## Task directions
Scan the lines below for the string "true" and copy every one that has it.

## Input data

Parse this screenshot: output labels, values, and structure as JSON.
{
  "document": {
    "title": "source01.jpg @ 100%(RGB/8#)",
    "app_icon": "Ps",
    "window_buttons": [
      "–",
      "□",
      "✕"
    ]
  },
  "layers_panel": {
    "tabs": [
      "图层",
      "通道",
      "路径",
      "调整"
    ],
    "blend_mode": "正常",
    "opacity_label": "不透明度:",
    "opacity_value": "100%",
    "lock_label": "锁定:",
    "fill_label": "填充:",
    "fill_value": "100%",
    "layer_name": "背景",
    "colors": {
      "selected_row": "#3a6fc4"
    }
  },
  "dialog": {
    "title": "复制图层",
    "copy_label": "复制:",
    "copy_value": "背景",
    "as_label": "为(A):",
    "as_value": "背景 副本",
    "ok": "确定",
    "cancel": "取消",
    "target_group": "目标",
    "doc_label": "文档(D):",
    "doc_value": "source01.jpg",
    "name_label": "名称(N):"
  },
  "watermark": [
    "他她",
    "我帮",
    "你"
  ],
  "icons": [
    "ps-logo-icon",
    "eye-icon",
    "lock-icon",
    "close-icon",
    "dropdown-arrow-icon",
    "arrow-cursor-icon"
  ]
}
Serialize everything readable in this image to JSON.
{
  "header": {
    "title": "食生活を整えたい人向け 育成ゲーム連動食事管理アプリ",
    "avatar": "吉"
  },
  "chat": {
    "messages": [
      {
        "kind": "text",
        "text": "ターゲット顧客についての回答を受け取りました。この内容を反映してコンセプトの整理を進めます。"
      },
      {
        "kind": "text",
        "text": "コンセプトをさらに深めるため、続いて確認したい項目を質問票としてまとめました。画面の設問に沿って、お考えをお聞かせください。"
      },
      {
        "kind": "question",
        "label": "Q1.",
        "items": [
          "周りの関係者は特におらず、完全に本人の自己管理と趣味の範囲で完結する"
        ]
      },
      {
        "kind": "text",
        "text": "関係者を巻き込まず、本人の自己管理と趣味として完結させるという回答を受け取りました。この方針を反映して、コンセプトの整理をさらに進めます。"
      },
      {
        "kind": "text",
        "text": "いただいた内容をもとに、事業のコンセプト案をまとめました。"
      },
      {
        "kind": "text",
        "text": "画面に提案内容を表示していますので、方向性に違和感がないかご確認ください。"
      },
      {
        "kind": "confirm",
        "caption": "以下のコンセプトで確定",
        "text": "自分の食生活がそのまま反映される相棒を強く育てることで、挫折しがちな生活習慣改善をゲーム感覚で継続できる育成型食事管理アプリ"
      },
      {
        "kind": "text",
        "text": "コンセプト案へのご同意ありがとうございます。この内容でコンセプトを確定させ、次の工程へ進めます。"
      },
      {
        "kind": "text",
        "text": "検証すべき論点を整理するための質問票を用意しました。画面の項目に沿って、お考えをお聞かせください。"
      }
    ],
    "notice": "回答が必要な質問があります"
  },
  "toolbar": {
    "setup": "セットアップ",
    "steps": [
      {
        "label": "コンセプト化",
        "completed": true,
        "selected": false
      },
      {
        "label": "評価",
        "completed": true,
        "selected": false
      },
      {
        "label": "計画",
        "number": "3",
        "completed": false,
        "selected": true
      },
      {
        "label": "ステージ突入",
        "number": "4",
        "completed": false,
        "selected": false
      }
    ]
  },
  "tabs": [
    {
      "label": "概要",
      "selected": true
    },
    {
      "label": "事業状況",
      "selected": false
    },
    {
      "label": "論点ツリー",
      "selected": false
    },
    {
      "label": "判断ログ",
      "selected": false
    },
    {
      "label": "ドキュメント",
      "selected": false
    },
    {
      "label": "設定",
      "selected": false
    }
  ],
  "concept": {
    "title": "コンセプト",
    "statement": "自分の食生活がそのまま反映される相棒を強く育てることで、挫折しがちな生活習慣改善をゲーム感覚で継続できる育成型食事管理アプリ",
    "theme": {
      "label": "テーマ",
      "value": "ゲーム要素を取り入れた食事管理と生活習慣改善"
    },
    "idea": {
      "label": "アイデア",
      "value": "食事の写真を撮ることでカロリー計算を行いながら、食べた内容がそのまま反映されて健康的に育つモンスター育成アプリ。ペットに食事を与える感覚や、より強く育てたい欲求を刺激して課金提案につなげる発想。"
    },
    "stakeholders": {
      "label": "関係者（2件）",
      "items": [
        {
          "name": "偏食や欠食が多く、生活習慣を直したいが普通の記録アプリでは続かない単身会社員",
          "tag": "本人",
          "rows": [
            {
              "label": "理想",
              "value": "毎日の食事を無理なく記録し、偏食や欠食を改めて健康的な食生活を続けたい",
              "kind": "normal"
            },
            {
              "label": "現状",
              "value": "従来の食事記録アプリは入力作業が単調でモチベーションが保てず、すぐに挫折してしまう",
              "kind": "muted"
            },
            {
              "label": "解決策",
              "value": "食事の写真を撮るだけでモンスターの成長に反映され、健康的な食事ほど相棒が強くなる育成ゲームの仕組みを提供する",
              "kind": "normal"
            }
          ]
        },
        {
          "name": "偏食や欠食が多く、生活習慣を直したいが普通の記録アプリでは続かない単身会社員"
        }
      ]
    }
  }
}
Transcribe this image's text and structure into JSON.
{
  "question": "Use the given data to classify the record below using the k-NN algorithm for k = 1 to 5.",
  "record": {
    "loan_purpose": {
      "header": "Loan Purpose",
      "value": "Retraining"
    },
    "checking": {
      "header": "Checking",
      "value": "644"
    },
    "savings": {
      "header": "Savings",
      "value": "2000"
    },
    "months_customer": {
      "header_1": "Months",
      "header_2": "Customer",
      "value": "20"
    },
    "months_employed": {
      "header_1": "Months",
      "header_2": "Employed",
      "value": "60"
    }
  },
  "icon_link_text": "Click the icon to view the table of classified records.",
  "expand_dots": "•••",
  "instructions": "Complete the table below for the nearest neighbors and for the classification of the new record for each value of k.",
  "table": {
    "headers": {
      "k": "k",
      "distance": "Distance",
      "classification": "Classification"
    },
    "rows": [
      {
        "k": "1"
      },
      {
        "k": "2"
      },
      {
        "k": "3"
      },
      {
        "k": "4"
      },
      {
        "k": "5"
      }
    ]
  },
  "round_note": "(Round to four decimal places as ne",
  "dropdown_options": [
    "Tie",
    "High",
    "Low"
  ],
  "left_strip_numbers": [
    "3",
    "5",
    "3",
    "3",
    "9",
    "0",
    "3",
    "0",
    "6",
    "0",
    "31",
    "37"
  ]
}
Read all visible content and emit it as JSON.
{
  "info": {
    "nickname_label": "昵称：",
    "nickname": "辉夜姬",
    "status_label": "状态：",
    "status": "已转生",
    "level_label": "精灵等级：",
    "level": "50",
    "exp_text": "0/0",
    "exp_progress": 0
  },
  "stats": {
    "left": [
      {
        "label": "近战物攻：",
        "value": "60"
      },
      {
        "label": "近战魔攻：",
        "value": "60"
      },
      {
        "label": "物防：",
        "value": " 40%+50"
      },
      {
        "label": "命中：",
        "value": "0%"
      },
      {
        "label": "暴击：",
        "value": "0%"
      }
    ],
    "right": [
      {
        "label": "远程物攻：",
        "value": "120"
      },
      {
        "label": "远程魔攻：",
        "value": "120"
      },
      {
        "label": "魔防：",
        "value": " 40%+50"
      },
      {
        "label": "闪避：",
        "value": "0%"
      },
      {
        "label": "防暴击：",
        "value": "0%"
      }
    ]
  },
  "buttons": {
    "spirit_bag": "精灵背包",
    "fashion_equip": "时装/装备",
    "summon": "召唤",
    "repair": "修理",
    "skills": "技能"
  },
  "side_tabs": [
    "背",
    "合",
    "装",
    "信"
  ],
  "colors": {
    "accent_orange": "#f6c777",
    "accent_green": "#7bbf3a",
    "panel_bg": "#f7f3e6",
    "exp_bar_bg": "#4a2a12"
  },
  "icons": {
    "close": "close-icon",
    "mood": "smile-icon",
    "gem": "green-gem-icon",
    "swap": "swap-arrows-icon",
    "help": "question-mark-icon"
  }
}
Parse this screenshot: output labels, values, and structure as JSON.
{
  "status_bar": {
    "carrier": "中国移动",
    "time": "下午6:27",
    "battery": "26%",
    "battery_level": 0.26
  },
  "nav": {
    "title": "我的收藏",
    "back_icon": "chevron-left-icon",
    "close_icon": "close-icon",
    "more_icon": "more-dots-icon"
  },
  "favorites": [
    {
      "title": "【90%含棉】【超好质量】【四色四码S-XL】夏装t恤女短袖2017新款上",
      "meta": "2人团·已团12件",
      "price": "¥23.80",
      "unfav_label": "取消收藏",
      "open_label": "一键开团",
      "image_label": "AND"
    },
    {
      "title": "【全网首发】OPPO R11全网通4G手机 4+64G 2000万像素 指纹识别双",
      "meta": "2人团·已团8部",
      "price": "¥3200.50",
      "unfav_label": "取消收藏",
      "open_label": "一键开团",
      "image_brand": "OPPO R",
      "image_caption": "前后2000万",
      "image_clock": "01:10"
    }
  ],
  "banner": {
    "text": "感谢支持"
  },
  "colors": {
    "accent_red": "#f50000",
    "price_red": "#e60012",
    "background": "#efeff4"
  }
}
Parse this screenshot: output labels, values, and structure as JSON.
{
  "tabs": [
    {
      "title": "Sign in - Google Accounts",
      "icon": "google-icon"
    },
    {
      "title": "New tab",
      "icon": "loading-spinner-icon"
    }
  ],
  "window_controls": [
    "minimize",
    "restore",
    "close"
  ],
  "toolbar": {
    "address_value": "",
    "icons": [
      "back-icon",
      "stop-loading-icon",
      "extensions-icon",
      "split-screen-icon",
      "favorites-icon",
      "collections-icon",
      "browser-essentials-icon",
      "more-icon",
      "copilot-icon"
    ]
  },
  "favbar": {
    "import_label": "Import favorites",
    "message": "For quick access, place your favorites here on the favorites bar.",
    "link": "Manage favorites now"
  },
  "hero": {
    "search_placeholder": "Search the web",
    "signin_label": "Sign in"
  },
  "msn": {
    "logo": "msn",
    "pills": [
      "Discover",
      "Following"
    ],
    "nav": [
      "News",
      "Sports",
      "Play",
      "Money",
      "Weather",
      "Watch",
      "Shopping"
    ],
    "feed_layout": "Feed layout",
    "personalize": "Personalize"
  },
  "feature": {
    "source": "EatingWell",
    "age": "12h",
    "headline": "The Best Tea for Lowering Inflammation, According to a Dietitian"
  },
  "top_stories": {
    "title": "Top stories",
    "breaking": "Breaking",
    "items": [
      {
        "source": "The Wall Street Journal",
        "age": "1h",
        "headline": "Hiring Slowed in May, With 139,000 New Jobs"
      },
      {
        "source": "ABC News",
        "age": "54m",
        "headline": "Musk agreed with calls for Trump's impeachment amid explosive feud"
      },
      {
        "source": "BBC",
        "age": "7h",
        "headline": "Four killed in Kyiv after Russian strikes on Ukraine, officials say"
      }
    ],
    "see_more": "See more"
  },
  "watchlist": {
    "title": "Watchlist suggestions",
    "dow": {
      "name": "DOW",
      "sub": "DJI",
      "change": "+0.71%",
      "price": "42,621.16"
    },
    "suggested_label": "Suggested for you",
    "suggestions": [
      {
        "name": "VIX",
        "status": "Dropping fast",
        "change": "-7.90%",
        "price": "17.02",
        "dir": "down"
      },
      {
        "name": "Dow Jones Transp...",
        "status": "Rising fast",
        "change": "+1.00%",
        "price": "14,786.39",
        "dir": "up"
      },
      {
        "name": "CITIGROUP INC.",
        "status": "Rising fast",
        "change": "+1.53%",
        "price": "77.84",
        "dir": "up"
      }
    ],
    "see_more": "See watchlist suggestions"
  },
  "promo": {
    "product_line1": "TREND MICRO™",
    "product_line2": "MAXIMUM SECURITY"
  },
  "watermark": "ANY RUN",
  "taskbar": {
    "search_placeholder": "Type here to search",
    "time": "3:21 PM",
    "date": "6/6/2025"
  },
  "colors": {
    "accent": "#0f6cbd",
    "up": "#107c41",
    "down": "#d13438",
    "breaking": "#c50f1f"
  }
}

## Solution
        "completed": true,
        "completed": true,
        "selected": true
      "selected": true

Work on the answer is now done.